“Something better than I have been,” replied Roger, in a low voice, which was scarcely heard amid the jests and laughter of his fellow workers.

Roger and Jonathan, with about a hundred other men, were employed in a working of a coalmine. Roger Martin had been led to knowledge of his sins, and to faith in pardon through the blood of Jesus. He was the only Christian among those rough men. Months went by, and Roger, though jeered at and annoyed, had never given up religion.

It was a bright day at noon, when Roger was let down in the bucket to the bottom of the mine. When he reached the bottom, he commenced handing some tools and stores to ‘Little Ben,’ a lad sometimes employed below. The bucket was soon emptied, and Roger was just stepping out, when, hark, what sound was that which made his cheek pale? It was the rushing of water. His long experience made him aware that the water from a neighboring stream had forced its way into the mine. In a few minutes, his fellow workmen might be overwhelmed and lost.

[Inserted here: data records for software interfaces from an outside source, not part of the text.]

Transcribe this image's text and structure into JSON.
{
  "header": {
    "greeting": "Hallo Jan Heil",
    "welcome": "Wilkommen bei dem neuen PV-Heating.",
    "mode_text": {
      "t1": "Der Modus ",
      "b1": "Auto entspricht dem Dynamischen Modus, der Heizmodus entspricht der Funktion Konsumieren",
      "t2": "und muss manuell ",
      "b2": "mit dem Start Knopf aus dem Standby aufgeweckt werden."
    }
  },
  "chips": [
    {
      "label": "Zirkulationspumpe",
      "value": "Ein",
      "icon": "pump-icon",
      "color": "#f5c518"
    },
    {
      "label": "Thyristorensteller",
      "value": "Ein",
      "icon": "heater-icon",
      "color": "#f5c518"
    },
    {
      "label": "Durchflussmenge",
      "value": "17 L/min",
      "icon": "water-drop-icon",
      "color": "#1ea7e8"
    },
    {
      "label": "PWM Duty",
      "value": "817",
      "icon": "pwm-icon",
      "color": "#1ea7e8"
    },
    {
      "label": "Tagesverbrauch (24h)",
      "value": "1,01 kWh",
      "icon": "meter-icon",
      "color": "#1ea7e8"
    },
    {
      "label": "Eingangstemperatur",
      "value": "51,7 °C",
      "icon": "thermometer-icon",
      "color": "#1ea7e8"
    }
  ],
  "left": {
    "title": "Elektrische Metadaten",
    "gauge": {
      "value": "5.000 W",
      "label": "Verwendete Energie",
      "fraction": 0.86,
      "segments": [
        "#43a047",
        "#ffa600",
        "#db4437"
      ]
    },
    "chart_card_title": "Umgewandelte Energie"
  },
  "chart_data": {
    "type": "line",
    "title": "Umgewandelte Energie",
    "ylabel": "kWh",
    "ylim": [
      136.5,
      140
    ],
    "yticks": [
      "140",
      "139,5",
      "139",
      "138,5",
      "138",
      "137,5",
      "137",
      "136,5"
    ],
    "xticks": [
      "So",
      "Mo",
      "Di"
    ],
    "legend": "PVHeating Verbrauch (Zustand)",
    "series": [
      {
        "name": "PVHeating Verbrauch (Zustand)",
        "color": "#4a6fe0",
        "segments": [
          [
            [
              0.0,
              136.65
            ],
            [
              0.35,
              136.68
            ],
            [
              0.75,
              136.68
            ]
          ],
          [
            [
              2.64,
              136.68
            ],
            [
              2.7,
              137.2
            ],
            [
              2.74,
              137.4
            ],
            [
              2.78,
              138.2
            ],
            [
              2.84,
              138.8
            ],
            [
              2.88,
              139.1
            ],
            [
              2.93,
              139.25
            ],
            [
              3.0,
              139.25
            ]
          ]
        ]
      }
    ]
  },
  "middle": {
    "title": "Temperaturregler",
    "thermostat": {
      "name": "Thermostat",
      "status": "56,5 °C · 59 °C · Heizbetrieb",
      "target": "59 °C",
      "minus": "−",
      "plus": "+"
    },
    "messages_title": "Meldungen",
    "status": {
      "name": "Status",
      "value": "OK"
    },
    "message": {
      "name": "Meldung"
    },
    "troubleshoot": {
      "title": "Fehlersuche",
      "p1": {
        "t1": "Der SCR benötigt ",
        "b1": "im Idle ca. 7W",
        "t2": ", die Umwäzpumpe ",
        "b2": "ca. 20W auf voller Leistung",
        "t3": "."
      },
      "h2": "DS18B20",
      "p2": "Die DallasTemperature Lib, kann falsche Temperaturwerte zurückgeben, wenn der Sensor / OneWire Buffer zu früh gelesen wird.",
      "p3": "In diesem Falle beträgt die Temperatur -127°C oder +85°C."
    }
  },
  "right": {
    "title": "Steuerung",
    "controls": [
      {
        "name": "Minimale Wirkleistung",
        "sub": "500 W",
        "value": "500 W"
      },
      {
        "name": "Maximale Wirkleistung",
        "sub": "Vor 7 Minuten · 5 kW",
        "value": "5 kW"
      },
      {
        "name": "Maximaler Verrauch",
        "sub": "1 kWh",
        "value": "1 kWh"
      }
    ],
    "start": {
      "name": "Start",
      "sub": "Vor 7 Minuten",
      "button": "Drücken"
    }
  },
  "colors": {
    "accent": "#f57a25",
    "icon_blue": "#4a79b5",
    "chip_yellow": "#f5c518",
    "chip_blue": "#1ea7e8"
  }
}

One foot was yet in the bucket, a jerk at the rope, and it would be raised, and be saved. It was a great temptation to his timid nature. Then he remembered his comrades, their unfitness to die and their willful ignorance of Christ's love. The thought of the Saviour nerved his heart; he would not save himself while they were unwarned. Quickly jumping out, he seized Little Ben, placed him in the bucket, saying, as he jerked the rope, “Tell all the village that the water is coming in and that we are probably lost; but we will seek refuge at the far end of the right gallery. Be quick. Good-bye.” In a moment the bucket was raised, and Little Ben disappeared.

The mine was full of long narrow passages, from which the coal had been dug. Hurrying along these, Roger soon reached the miners, and told them their danger. It was a terrible moment, and each one would have rushed hither or thither, madly, in a vain effort to save himself. His noble purpose made the timid Roger firm and calm. He told them what he had done, and bade them follow him with the picks to the end of the right gallery. It was the highest portion of the mine, and with their picks the men succeeded in hollowing out a sort of chamber higher up still, which they trusted might be above the level which the fast rising water would reach. A few provisions had been saved though little enough for even a day’s need. Into this chamber the men hurried, there to wait a slow deliverance, or to perish by hunger, drowning, or suffocation. During the long, dismal hours that followed, Roger prayed and entreated, and after the first excitement had passed, they listened as men listen when face to face with death.

Meanwhile, the friends and villagers were doing their best for their relief. Guided by Roger’s message, they sank a shaft above the right gallery, working days and nights. At length, on the morning of the fifth day, a muffled sound of blows from within met the ears of the workmen above. With new vigor they toiled, and soon the poor miners were reached. Several were dead but more than half, and among them Roger, were yet alive. Tenderly they were carried home and cared for, and soon recovered from the effects of that awful time; though with many, the impressions then made on their souls were never forgotten, but brought forth good fruit in their after lives as converted men.

Among these was Jonathan Winter, who had been the first to sneer at Roger’s profession of Christianity. When he learnt how Roger might have saved himself and Little Ben, leaving the others to their fate, he exclaimed, “I said that religion would make Roger more of a softy than he was before. But it seems to me, mates, it has made him do what many of us would scarce have dared. The Bible-reading that can make a timid chap like he risk life for the sake of telling us about a Saviour, must be good for us all, and I, for one, cast in my lot with Roger.”